(Assignment) Go through the data below and copy each line where the word "pairings" occurs.
(Beginning of Given records)
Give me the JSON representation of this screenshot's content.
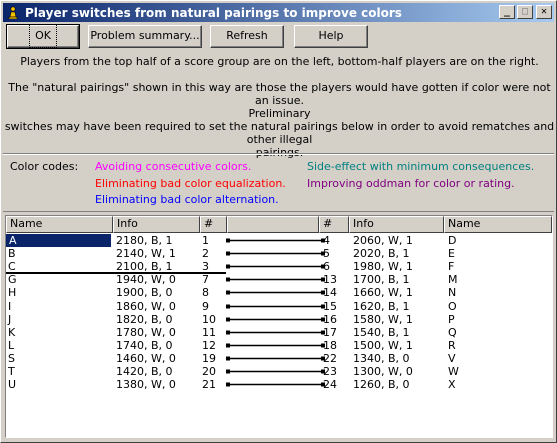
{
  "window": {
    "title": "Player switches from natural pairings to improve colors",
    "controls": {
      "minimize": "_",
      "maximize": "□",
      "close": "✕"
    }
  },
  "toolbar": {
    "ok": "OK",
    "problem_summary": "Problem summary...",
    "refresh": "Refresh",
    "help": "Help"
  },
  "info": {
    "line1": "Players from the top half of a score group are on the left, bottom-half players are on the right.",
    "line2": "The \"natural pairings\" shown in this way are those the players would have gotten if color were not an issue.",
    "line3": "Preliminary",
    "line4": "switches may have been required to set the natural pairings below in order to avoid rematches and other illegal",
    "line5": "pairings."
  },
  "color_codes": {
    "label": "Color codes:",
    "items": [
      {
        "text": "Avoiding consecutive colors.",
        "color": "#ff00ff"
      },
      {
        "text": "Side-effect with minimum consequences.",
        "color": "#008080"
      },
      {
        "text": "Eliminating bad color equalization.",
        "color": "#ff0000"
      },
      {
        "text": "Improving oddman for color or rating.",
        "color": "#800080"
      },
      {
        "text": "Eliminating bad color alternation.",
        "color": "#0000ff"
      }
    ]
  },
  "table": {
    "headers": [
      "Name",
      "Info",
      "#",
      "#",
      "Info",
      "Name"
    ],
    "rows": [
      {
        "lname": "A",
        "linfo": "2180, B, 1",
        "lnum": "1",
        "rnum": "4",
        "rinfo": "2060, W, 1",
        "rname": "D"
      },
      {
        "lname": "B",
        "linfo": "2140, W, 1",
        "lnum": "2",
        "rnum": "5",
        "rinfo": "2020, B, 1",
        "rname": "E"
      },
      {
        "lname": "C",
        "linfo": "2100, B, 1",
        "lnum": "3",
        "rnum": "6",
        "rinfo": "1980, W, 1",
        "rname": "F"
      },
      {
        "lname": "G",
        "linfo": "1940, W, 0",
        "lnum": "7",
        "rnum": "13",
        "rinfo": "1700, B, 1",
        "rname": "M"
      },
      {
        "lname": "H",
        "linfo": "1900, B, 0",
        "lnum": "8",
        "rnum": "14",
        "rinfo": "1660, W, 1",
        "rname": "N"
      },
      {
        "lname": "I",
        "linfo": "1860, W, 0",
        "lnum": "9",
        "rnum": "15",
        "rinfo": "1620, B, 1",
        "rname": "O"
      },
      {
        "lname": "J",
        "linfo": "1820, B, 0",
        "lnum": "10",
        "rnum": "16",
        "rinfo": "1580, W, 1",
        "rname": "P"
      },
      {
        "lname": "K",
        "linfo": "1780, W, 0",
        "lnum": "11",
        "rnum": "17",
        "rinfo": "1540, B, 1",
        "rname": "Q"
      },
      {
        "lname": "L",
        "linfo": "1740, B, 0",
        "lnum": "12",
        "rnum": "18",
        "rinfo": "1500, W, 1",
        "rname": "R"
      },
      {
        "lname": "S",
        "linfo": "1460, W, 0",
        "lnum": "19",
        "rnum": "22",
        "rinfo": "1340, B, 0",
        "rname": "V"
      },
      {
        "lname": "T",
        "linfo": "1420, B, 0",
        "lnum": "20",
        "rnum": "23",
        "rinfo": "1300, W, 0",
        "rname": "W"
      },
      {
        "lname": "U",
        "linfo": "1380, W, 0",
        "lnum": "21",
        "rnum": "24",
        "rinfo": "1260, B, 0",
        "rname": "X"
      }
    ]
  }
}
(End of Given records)
(Response to the exercise)
    "title": "Player switches from natural pairings to improve colors",
    "line2": "The \"natural pairings\" shown in this way are those the players would have gotten if color were not an issue.",
    "line4": "switches may have been required to set the natural pairings below in order to avoid rematches and other illegal",
    "line5": "pairings."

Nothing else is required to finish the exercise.